From as early as the eighth century through the mid-17th century, a community of some 5,000 indigenous Calchaquí people lived within a walled city in northwestern Argentina. The Quilmes Ruins are well preserved, thanks in part to the hot, dry climate — the area gets an average 360 days of sun per year.
The ancient city of Quilmes reached its peak during the 17th century until 1666, when the tribe was conquered by the Spanish and the survivors were taken prisoner and relocated to the province of Buenos Aires. Climb to the peak of the ruins and you can look down over the layout of the walled city, a few areas of which have been partially reconstructed.

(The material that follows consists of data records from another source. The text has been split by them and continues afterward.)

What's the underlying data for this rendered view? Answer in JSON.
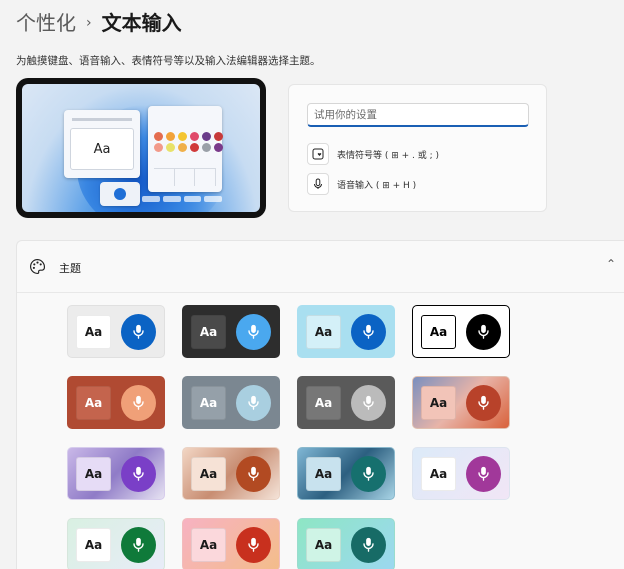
{
  "breadcrumb": {
    "parent": "个性化",
    "separator": "›",
    "current": "文本输入"
  },
  "description": "为触摸键盘、语音输入、表情符号等以及输入法编辑器选择主题。",
  "preview": {
    "key_label": "Aa"
  },
  "try_panel": {
    "input_placeholder": "试用你的设置",
    "shortcuts": [
      {
        "icon": "emoji-icon",
        "label": "表情符号等 ( ⊞ + . 或 ; )"
      },
      {
        "icon": "microphone-icon",
        "label": "语音输入 ( ⊞ + H )"
      }
    ]
  },
  "themes": {
    "title": "主题",
    "aa_label": "Aa",
    "tiles": [
      {
        "bg": "#ececec",
        "key": "#ffffff",
        "key_text": "#1a1a1a",
        "mic": "#0b63c4",
        "border": "#e0e0e0"
      },
      {
        "bg": "#2d2d2d",
        "key": "#4a4a4a",
        "key_text": "#ffffff",
        "mic": "#4aa8ef",
        "border": "#2d2d2d"
      },
      {
        "bg": "#a9dff0",
        "key": "#d4f0f8",
        "key_text": "#1a1a1a",
        "mic": "#0b63c4",
        "border": "#a9dff0"
      },
      {
        "bg": "#ffffff",
        "key": "#ffffff",
        "key_text": "#000000",
        "mic": "#000000",
        "border": "#000000",
        "selected": true
      },
      {
        "bg": "#b04a32",
        "key": "#c4644d",
        "key_text": "#ffffff",
        "mic": "#f0a078",
        "border": "#b04a32"
      },
      {
        "bg": "#7b8791",
        "key": "#95a0a9",
        "key_text": "#ffffff",
        "mic": "#a9cfe0",
        "border": "#7b8791"
      },
      {
        "bg": "#5a5a5a",
        "key": "#777777",
        "key_text": "#ffffff",
        "mic": "#bbbbbb",
        "border": "#5a5a5a"
      },
      {
        "bg": "linear-gradient(135deg,#7a8fbf,#e8b4a8,#d9623c)",
        "key": "#f2c4b8",
        "key_text": "#1a1a1a",
        "mic": "#b8422a",
        "border": "#e0c0b0"
      },
      {
        "bg": "linear-gradient(135deg,#c9b8e8,#8f7bc7,#e6e2f2)",
        "key": "#e6dcf6",
        "key_text": "#1a1a1a",
        "mic": "#7a3fc7",
        "border": "#d6ccec"
      },
      {
        "bg": "linear-gradient(135deg,#f2d6c4,#c88d72,#f4e3d8)",
        "key": "#f6e2d6",
        "key_text": "#1a1a1a",
        "mic": "#b24a22",
        "border": "#ead2c4"
      },
      {
        "bg": "linear-gradient(135deg,#7fb6d4,#2c5f80,#a8d4e6)",
        "key": "#c8e2ee",
        "key_text": "#1a1a1a",
        "mic": "#16706e",
        "border": "#8ab8cc"
      },
      {
        "bg": "linear-gradient(135deg,#dceaf8,#f1e6f6)",
        "key": "#ffffff",
        "key_text": "#1a1a1a",
        "mic": "#a1389a",
        "border": "#dde4ef"
      },
      {
        "bg": "linear-gradient(135deg,#d9f0e2,#e8ecf8)",
        "key": "#ffffff",
        "key_text": "#1a1a1a",
        "mic": "#0f7a3a",
        "border": "#d6e6dc"
      },
      {
        "bg": "linear-gradient(135deg,#f7b2c2,#f3bd8a)",
        "key": "#fbd8dc",
        "key_text": "#1a1a1a",
        "mic": "#c8301e",
        "border": "#f2bcbc"
      },
      {
        "bg": "linear-gradient(135deg,#8ee6c4,#9cd8f0)",
        "key": "#cff4e6",
        "key_text": "#1a1a1a",
        "mic": "#176b66",
        "border": "#9adccc"
      }
    ]
  }
}
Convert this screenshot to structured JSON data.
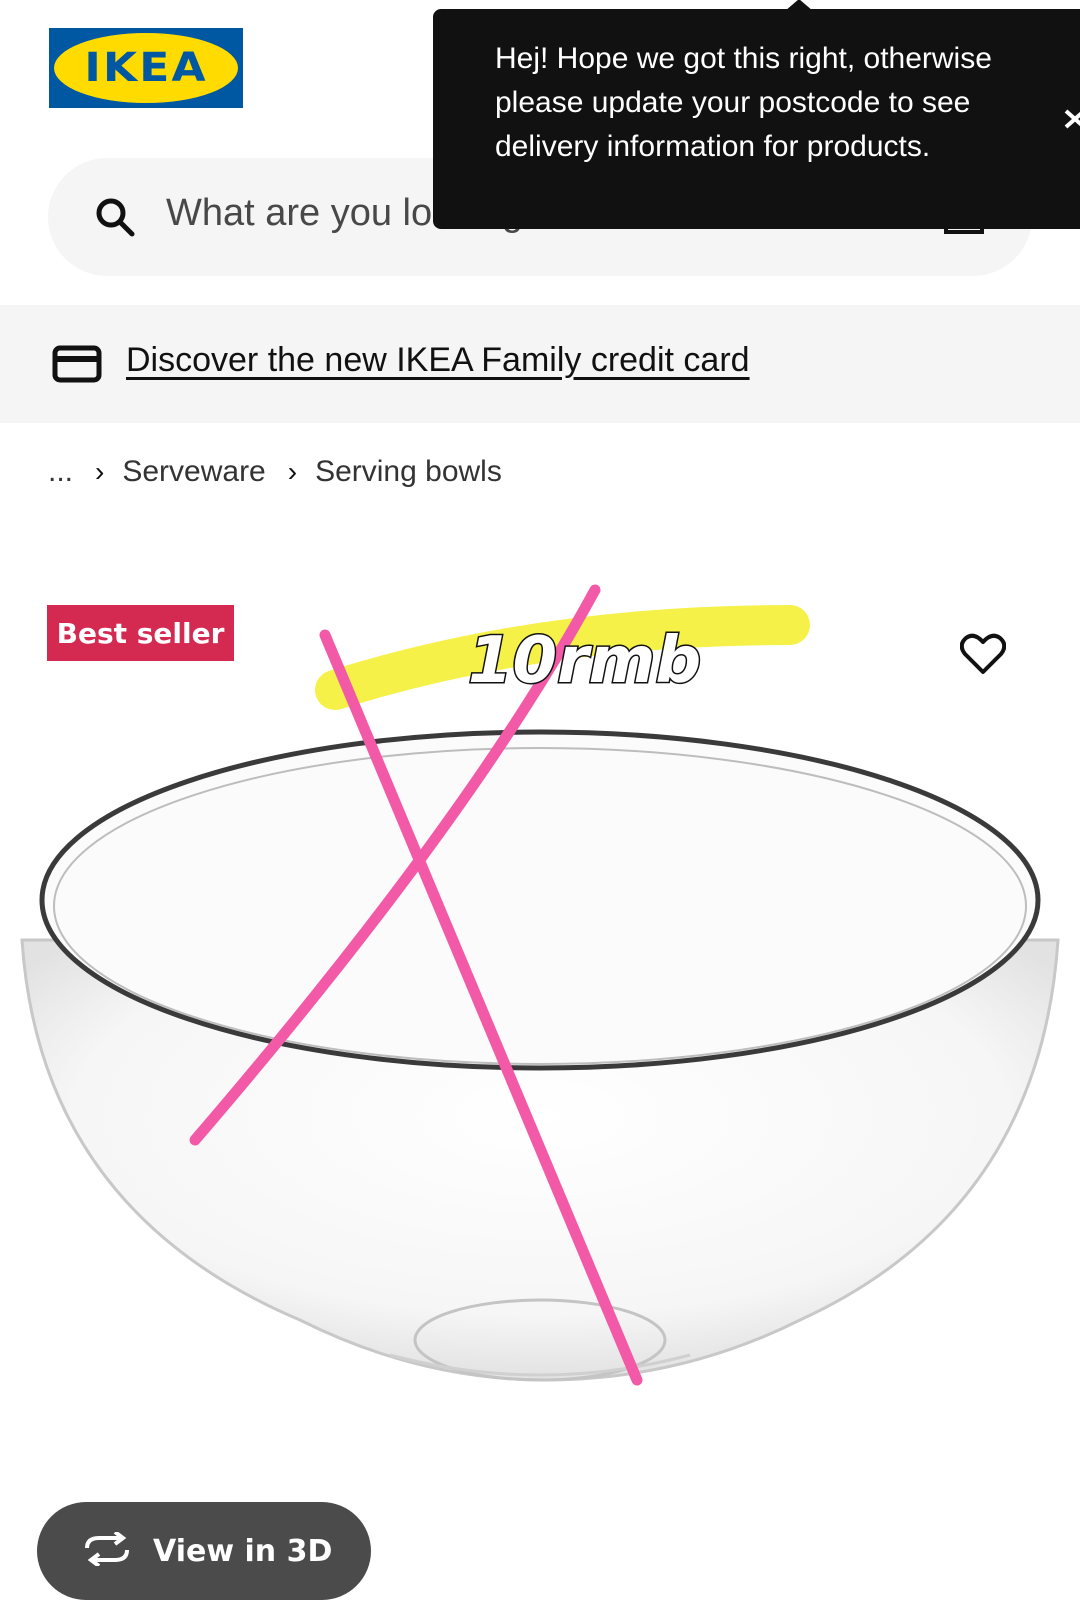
{
  "header": {
    "logo_text": "IKEA",
    "search": {
      "placeholder": "What are you looking for?"
    }
  },
  "tooltip": {
    "message": "Hej! Hope we got this right, otherwise please update your postcode to see delivery information for products.",
    "close_icon": "close-icon"
  },
  "promo": {
    "link_text": "Discover the new IKEA Family credit card",
    "icon": "credit-card-icon"
  },
  "breadcrumb": {
    "ellipsis": "...",
    "items": [
      "Serveware",
      "Serving bowls"
    ]
  },
  "product": {
    "badge": "Best seller",
    "annotation": "10rmb",
    "favourite_icon": "heart-icon",
    "view_3d_label": "View in 3D"
  },
  "colors": {
    "brand_blue": "#0058a3",
    "brand_yellow": "#ffdb00",
    "badge": "#d42a52",
    "annotation_pink": "#f25aa7",
    "highlighter_yellow": "#f4f034"
  }
}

While it’s possible to visit the Quilmes Ruins on your own, it’s much better to take along a guide who can offer up some historical perspective and highlight the significance of various structures in the ruins. Don’t forget sunscreen, sunglasses and a hat, as the ruins offer hardly any shade, and the sun can get intense.